After Captain Lord’s death in 1962, Leslie Harrison continued his efforts on Lord’s behalf. The location and actions of the Californian and Captain Lord in regard to the sinking of the Titanic is still a subject of discussion and disagreement.


The division of the separate accessions of material has been maintained during the listing of the collection, with the exception of the material donated by Leslie Harrison, as this had been amalgamated and the original order could not be determined. This system of arrangement means that certain types of material, for example newspaper articles or career papers of Captain Lord, can be found in more than one section of the catalogue. The contents page should be consulted when using this list.

Access Information

The Maritime Archives & Library is located on the second floor of the Merseyside Maritime Museum and open Tuesday to Thursday, 10.30 am to 4.30 pm.


The collection is accessible to any reader within the Maritime Archives and Library Searchroom. Access restrictions for security reasons may be placed on certain items.

Maritime Archives & Library, Merseyside Maritime Museum, Albert Dock, Liverpool, L3 4AQ.

Tel: 0151 478 4424



Other Finding Aids

Searchable online Information Sheets describe the records held (and not held) in the Maritime Archives and Library, and the information they contain:

Archivist's Note

Created by Jane Ronson (Archives Hub team) using the Archives Hub EAD Editor, March 2014.

Description prepared by Sarah Starkey (Curator of Maritime Archives), 11 July 2007.

Custodial History

The collection was received by the Maritime Archives & Library, National Museums Liverpool, in 4 separate accessions. Section D/LO/1 was donated by Stanley Tutton Lord, son of Captain Lord, on 2 March 1983. A further instalment of material, D/LO/2, was received from the executors of Stanley Tutton Lord on 13th March 1995. Walter Leslie Stringer Harrison, (usually known as Leslie Harrison) former General Secretary of the Mercantile Marine Service Association deposited the records that form section D/LO/3 on 20 October 1982 and 20 March 1984, these items were gifted to National Museums Liverpool in 1996.

Related Material

The library collection of the Maritime Archives & Library holds a large number of books and pamphlets at reference code 340.TIT. These include the publications by Leslie Harrison, A Titanic Myth and Defending Captain Lord which reproduce a large amount of the original material in this collection.

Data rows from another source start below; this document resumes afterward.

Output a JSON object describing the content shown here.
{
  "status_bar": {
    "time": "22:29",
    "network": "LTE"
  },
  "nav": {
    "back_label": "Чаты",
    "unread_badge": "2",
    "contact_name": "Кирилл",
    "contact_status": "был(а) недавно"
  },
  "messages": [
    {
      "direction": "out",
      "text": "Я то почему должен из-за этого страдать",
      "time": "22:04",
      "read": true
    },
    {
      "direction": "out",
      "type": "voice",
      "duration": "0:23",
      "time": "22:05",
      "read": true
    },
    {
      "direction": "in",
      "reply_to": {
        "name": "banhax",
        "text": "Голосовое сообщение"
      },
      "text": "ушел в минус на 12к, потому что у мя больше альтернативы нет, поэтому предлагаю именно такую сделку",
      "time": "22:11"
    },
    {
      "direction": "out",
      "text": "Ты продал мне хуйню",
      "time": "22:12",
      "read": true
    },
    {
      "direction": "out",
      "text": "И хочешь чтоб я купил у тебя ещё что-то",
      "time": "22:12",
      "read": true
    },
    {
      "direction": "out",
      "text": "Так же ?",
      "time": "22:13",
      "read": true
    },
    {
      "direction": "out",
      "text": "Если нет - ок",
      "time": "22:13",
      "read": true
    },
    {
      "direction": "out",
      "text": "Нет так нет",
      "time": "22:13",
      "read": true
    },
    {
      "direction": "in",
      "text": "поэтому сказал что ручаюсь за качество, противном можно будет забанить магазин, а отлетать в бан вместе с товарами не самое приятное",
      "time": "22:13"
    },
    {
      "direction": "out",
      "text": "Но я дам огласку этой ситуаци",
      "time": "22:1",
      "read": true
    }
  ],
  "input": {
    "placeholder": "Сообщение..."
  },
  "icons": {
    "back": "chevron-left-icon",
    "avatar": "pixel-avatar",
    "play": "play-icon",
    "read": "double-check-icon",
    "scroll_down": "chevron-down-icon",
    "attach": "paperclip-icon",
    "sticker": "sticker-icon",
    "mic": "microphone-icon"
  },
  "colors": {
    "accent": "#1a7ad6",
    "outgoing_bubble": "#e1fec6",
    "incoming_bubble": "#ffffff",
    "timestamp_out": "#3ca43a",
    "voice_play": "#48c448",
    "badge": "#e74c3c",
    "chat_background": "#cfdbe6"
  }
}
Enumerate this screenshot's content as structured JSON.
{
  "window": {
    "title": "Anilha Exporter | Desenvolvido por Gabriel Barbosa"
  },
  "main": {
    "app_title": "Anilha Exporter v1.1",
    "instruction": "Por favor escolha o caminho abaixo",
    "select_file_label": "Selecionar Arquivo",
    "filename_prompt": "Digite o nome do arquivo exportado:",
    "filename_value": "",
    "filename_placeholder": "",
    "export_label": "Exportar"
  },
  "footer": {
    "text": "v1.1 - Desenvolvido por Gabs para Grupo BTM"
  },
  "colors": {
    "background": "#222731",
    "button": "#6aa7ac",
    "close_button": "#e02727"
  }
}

The archive collection contains a small number of items relating to the Titanic, including a first class ticket for the maiden voyage and telegraphic messages sent from the Carpathia. See Guide to the Records of Merseyside Maritime Museum, volume 2, chapter 8 for full details. Stanley Lord’s service history with the Leyland Line is documented in DX/863, Captain’s Report on Officers, c.1875-1930.